Take each line in the entries below that holds "Invoices" and show it.
[Opening DATASET RECORDS section]
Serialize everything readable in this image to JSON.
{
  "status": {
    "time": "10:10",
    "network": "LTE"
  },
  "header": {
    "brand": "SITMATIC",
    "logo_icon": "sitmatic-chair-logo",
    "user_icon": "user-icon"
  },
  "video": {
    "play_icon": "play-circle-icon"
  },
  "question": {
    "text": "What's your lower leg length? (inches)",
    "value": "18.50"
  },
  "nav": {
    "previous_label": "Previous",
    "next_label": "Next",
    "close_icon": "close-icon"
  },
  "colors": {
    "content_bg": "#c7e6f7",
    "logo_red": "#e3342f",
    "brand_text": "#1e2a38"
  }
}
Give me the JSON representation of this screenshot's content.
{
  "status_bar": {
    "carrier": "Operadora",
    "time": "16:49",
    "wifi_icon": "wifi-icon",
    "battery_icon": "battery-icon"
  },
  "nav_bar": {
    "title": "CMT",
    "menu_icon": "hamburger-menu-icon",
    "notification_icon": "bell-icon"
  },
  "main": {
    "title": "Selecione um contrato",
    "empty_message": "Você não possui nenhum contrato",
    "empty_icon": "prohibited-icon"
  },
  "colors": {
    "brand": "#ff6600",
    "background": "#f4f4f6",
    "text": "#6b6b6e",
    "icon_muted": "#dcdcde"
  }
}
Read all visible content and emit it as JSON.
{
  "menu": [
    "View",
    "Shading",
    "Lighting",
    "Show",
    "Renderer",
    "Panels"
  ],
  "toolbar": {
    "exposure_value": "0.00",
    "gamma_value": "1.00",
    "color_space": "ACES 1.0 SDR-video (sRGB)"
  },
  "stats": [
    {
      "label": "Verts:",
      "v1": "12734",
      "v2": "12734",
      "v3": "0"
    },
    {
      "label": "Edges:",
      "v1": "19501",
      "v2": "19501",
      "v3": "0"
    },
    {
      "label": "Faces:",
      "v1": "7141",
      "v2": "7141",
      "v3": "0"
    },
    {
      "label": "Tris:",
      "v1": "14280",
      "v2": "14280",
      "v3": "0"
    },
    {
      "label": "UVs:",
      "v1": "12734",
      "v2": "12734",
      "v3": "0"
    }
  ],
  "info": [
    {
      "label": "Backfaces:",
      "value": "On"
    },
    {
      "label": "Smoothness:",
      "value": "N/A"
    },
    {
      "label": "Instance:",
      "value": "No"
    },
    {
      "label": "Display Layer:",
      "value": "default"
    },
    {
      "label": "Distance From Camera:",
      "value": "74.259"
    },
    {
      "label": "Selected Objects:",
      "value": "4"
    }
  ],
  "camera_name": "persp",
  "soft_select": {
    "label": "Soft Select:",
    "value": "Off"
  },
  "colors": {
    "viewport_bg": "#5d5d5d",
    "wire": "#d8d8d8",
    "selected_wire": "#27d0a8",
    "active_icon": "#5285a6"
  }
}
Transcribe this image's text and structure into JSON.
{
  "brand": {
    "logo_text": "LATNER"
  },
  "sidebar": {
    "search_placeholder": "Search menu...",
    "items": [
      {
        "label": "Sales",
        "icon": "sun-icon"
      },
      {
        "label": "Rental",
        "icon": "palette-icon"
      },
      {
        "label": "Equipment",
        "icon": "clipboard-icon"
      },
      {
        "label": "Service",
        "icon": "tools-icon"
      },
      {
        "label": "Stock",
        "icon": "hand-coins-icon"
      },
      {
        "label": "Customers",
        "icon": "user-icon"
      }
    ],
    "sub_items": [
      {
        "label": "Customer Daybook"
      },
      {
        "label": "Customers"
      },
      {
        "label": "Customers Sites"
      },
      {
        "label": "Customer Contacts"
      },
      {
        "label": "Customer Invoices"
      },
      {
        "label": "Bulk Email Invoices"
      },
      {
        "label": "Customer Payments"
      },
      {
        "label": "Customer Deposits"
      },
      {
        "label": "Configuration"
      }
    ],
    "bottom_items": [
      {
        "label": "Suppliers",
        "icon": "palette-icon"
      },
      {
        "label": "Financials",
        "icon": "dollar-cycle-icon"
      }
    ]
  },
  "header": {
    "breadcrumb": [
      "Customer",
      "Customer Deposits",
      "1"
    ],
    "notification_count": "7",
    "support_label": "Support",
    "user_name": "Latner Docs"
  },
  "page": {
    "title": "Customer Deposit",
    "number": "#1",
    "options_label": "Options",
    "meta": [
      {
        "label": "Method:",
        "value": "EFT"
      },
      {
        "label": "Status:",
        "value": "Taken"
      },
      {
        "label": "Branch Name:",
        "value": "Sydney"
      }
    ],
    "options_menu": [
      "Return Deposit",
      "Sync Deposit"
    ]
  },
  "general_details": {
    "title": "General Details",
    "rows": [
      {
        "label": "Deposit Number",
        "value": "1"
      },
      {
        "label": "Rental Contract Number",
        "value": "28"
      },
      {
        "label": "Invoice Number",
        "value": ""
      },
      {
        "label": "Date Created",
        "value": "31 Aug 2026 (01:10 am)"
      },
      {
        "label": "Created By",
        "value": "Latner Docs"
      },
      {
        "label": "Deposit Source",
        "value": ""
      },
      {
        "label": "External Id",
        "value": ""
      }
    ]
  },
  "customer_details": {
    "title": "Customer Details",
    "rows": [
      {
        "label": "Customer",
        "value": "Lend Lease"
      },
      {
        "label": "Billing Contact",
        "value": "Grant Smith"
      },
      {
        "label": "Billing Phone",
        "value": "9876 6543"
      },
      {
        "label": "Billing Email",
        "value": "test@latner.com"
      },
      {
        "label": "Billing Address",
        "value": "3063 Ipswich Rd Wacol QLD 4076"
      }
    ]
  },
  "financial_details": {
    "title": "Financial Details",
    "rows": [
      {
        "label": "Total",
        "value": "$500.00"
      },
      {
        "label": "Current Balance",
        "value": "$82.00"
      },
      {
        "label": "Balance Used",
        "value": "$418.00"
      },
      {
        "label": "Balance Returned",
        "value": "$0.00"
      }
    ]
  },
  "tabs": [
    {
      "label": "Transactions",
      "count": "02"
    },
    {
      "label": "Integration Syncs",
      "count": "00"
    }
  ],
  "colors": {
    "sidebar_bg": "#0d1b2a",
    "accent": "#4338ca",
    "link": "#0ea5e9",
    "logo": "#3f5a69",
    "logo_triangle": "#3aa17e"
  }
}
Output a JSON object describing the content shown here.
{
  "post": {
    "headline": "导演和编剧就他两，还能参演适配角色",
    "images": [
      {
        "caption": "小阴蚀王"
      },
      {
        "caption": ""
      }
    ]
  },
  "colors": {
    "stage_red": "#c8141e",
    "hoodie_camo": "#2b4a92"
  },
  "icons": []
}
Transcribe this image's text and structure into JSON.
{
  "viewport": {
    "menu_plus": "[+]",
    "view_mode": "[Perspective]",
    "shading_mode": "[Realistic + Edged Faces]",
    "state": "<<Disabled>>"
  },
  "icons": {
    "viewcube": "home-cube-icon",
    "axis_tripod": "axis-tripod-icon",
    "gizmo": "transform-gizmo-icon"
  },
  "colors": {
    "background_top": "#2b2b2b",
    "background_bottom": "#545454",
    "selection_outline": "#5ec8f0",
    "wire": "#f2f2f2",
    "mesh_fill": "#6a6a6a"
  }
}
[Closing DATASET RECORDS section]
● **ANSWER AREA**:
        "label": "Customer Invoices"
        "label": "Bulk Email Invoices"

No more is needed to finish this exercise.